Start of Block
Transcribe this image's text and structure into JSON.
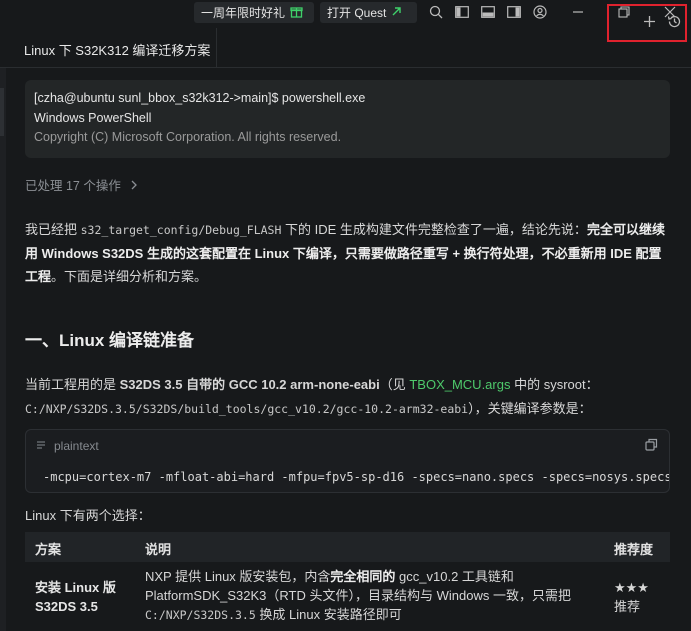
{
  "topbar": {
    "promo1": "一周年限时好礼",
    "promo2": "打开 Quest"
  },
  "tab": {
    "title": "Linux 下 S32K312 编译迁移方案"
  },
  "terminal": {
    "line1": "[czha@ubuntu sunl_bbox_s32k312->main]$ powershell.exe",
    "line2": "Windows PowerShell",
    "line3": "Copyright (C) Microsoft Corporation. All rights reserved."
  },
  "ops": "已处理 17 个操作",
  "intro": {
    "p1": "我已经把 ",
    "code": "s32_target_config/Debug_FLASH",
    "p2": " 下的 IDE 生成构建文件完整检查了一遍，结论先说：",
    "bold1": "完全可以继续",
    "bold2": "用 Windows S32DS 生成的这套配置在 Linux 下编译，只需要做路径重写 + 换行符处理，不必重新用 IDE 配置",
    "bold3": "工程",
    "p3": "。下面是详细分析和方案。"
  },
  "heading": "一、Linux 编译链准备",
  "toolchain": {
    "p1": "当前工程用的是 ",
    "bold": "S32DS 3.5 自带的 GCC 10.2 arm-none-eabi",
    "p2": "（见 ",
    "link": "TBOX_MCU.args",
    "p3": " 中的 sysroot：",
    "path": "C:/NXP/S32DS.3.5/S32DS/build_tools/gcc_v10.2/gcc-10.2-arm32-eabi",
    "p4": "），关键编译参数是："
  },
  "codeblock": {
    "lang": "plaintext",
    "code": "-mcpu=cortex-m7 -mfloat-abi=hard -mfpu=fpv5-sp-d16 -specs=nano.specs -specs=nosys.specs"
  },
  "choices": "Linux 下有两个选择：",
  "table": {
    "headers": [
      "方案",
      "说明",
      "推荐度"
    ],
    "row1": {
      "name_l1": "安装 Linux 版",
      "name_l2": "S32DS 3.5",
      "d1a": "NXP 提供 Linux 版安装包，内含",
      "d1b": "完全相同的",
      "d1c": " gcc_v10.2 工具链和",
      "d2": "PlatformSDK_S32K3（RTD 头文件），目录结构与 Windows 一致，只需把",
      "d3code": "C:/NXP/S32DS.3.5",
      "d3": " 换成 Linux 安装路径即可",
      "stars": "★★★",
      "rec": "推荐"
    }
  }
}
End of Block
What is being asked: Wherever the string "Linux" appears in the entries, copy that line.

Reply to the exercise:
    "title": "Linux 下 S32K312 编译迁移方案"
    "bold2": "用 Windows S32DS 生成的这套配置在 Linux 下编译，只需要做路径重写 + 换行符处理，不必重新用 IDE 配置",
  "heading": "一、Linux 编译链准备",
  "choices": "Linux 下有两个选择：",
      "name_l1": "安装 Linux 版",
      "d1a": "NXP 提供 Linux 版安装包，内含",
      "d3": " 换成 Linux 安装路径即可",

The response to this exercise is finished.